Part 6 of my series on developing great leadership skills based on Girlguiding’s article here:
“Sometimes, guiding means leading from behind the scenes, providing support and reassurance. On those occasions, try to listen carefully and respectfully, give constructive feedback, facilitate rather than direct, and provide pep talks when needed. Enabling others – both fellow volunteers and young group members – to take on responsibility is an important part of being a great leader.”
In our unit we have two Adult Leaders and four Young Leaders. Technically one becomes an Adult Leader in Training this month, and another later this year. Three of these four have been with us now for four years, and one has been with us nearly two. Supporting these young people through their Young Leadership has been a difficult task for me but I try my best to offer them every opportunity to complete it.
Each term we have one session where the Brownies give us their list of activities they’d like to do this term. Following that the whole leadership team sits down and discusses how we turn that into a termly plan, and at this point I offer out evenings for the Young Leaders to take over. As Young Leaders they need to complete one activity on the promise, and another couple on the Brownie programme. I make sure they pick activities that are from a different aspect to what they have already done, but aside from that they choose whatever they wish to do.

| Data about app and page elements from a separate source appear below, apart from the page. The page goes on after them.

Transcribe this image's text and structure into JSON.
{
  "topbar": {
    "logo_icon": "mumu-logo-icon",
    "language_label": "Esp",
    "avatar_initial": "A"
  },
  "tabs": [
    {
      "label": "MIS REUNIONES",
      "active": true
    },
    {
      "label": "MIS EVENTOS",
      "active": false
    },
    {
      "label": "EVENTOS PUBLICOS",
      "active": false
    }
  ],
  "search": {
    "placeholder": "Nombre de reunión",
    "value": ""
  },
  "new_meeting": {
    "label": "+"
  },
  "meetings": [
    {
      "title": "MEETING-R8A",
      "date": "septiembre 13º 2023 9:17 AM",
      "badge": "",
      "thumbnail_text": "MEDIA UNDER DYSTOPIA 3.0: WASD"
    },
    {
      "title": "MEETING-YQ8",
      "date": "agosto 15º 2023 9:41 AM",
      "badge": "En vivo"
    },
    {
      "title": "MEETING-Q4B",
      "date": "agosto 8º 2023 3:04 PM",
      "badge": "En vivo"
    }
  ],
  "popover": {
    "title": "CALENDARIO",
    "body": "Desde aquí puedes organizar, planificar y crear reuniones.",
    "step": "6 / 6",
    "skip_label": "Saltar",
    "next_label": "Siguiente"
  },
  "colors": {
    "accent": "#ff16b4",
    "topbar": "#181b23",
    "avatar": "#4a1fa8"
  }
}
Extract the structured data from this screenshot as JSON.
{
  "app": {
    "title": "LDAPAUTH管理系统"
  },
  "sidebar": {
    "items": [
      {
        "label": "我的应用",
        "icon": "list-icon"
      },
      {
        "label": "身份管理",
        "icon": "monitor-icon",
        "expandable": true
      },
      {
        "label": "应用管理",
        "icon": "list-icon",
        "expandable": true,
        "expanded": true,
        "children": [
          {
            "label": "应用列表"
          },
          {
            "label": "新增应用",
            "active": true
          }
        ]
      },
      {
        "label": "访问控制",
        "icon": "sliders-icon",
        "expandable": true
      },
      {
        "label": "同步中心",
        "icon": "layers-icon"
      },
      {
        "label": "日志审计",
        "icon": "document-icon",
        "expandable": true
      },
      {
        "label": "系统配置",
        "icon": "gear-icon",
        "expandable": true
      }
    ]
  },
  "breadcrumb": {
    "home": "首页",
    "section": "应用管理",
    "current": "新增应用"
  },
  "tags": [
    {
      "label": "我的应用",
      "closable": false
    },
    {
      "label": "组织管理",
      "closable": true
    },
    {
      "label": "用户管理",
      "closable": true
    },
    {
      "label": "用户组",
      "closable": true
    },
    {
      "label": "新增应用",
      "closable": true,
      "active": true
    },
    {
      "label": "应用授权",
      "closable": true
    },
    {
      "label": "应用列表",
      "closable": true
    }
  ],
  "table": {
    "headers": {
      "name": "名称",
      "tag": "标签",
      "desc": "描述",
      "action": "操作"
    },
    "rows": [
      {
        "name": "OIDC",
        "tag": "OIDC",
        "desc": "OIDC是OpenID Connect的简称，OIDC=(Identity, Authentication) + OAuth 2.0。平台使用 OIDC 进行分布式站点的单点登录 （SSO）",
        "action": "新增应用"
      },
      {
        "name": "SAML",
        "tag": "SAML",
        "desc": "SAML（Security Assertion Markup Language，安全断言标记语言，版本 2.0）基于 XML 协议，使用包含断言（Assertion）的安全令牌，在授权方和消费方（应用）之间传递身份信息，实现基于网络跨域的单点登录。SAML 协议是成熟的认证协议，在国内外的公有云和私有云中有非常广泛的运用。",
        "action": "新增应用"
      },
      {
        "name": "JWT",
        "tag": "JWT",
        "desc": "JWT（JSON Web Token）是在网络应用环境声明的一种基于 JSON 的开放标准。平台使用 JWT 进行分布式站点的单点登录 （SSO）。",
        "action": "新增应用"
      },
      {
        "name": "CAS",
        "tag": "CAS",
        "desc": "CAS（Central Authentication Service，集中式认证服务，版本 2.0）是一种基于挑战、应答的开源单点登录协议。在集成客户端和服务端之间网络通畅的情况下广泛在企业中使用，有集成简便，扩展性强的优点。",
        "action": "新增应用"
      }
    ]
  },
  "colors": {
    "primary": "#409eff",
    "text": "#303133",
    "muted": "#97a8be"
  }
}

As they do one activity a term it takes them about two years to complete everything in their qualification. I try to set aside time during term to sit with each Young Leader and check how things are going, and try to help them plan what they should do next towards their qualification.
This year our two eldest Young Leaders completed their awards and I am so happy for them. They worked so hard for it both in the unit and at home.
Again, this is an aspect of leading I find difficult, it doesn’t come naturally to me to mentor these girls through this. I’m unsure if I come across as pushy or demanding, or expecting too much from them. But they have also proved very capable of leading successful activities.
You may look at our numbers and think having four Young Leaders is a lot. In all honesty when the fourth came to us and asked if she could join I felt it difficult to say ‘no’ to a young person wishing to volunteer. But actually having four Young Leaders works in both our favour and the young leaders. It allows them time in the unit to sit out and write up some aspects of the award. They take it in turns to use a meeting to plan their own upcoming meeting. It is rare that all four are able to join us for trips and holiday, but we know it is likely we will have one or two supporting us.
I’ve since had two more Guides wishing to join as Brownie Helpers and it is such a shame we cannot take them. They are directed to the right people to make more enquiries but I think for many joining the group that meets before their own is much easier on them and their parents.
I think moving forward with this I will try to make the arrival time at Brownies, except when speaking with parents, as a time to check in with the Young Leaders.